The study, published in the Journal of Experimental Criminology, looked at data from Queensland police in 2011.

The results show that those who took a nap on the wheel were more than twice as likely to be arrested than people who didn’t.

A nap on a vehicle while driving is illegal in Queensland, meaning it’s against the law to drive while asleep, even if you’re asleep.

The law is aimed at preventing accidents, but it’s also a common way for drivers to relax.

In the Queensland study, the researchers used a vehicle-based questionnaire to measure the number of times a driver had been asleep at the time of the crash, as well as their level of sleepiness at the crash.

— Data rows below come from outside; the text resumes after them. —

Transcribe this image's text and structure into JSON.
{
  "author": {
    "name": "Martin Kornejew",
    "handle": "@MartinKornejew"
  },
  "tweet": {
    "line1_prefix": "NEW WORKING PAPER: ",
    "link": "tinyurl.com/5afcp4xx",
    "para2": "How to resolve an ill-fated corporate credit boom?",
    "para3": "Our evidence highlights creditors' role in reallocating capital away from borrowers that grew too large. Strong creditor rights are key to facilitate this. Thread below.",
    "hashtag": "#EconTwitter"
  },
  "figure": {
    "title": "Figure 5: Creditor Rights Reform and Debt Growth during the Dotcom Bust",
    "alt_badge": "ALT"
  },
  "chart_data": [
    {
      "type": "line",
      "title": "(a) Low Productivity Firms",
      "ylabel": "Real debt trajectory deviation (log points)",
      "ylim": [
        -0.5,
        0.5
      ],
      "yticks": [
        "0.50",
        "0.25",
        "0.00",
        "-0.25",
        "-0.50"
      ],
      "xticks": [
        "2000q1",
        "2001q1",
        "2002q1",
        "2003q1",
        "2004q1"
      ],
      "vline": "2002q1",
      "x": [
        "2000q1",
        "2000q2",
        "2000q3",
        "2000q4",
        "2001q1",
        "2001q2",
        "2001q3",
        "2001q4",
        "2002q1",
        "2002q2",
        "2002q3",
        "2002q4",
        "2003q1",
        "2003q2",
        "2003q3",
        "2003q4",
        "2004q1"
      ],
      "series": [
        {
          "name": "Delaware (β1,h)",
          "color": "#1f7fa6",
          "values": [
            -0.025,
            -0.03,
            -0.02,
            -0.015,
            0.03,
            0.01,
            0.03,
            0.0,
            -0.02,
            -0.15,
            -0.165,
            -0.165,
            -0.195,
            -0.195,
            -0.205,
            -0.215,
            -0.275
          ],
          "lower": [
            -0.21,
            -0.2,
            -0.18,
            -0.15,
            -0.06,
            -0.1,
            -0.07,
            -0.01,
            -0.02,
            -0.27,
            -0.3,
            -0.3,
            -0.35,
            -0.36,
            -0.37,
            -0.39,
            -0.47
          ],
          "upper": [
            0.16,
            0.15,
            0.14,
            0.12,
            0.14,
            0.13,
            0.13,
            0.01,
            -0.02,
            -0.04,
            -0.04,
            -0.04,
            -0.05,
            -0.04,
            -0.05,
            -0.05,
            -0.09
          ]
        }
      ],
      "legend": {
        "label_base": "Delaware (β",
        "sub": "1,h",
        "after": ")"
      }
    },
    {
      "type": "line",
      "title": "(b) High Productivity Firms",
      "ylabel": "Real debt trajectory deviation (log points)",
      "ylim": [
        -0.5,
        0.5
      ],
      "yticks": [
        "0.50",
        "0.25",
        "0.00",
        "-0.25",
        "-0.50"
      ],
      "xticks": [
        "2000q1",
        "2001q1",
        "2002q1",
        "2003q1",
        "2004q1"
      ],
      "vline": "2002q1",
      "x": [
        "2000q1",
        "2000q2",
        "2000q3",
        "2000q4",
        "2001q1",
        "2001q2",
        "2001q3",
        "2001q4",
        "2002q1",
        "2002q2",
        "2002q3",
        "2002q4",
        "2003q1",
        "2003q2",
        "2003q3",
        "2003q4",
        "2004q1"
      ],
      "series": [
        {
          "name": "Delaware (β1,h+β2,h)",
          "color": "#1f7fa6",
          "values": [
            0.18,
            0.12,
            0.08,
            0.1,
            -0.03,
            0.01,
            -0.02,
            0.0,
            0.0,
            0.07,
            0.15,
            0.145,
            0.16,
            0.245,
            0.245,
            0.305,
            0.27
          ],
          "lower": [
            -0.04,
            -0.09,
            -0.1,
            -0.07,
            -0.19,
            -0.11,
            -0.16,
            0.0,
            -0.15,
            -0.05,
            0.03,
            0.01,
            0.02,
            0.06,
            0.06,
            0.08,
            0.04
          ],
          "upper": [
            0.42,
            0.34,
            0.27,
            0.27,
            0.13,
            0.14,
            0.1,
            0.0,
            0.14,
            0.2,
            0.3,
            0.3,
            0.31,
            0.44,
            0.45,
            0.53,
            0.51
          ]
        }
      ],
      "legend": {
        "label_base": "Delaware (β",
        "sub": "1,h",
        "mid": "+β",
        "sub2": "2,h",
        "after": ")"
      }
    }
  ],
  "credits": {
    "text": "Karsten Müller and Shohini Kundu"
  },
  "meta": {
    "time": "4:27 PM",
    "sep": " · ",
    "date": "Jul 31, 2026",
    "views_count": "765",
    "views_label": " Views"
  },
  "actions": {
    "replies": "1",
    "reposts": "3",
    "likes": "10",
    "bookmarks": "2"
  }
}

“When we looked at the overall sleepiness index we saw that those drivers who had been driving for less than a day were more likely than those drivers with a longer period of time on the road to be asleep,” lead researcher, Dr. Scott McEvoy, said in a press release.

“For drivers who have been driving longer than a week, the drivers who were sleeping more than a night on the job, were more at risk of being arrested.”

The researchers said that drivers who slept more than two hours were more prone to a crash than those that slept less than 10 minutes.

“In other words, the driver who was sleeping less than two minutes may be at risk for a crash even if they’re asleep at wheel,” McEvow said.

He added that drivers with more than one night of sleep on the clock had a 10% chance of being stopped by police, compared to drivers who did not.

“The driver who has slept more is also more likely of being in the driver’s seat and less likely to face the consequences of a crash,” he said.

McEvood added that the study also found that drivers sleeping at the wheels were more risky in other ways.

“Drivers who slept in the back of a moving vehicle were also more at the risk of a collision and having their licence suspended,” he added.

What’s the solution?

“Sleep in the passenger seat can be an effective alternative to sleeping in the front,” McAvoy said.

“You can also use the rear seat to sleep, so you don’t have to worry about getting hit by a car.”

According to McEvoys study, drivers who sleep in the rear are less likely than drivers who don and are also less likely of having a crash.

However, he said that it’s important to note that drivers should be careful when they’re sleeping in their back seat.

“Sleep is an essential element of driving, and while it may not be something you want to be doing in the dark, you should still exercise caution and keep your eyes on the car,” McDevoy said in the press release .

“It is very important to have some sleep, especially if you’ve got a busy schedule.”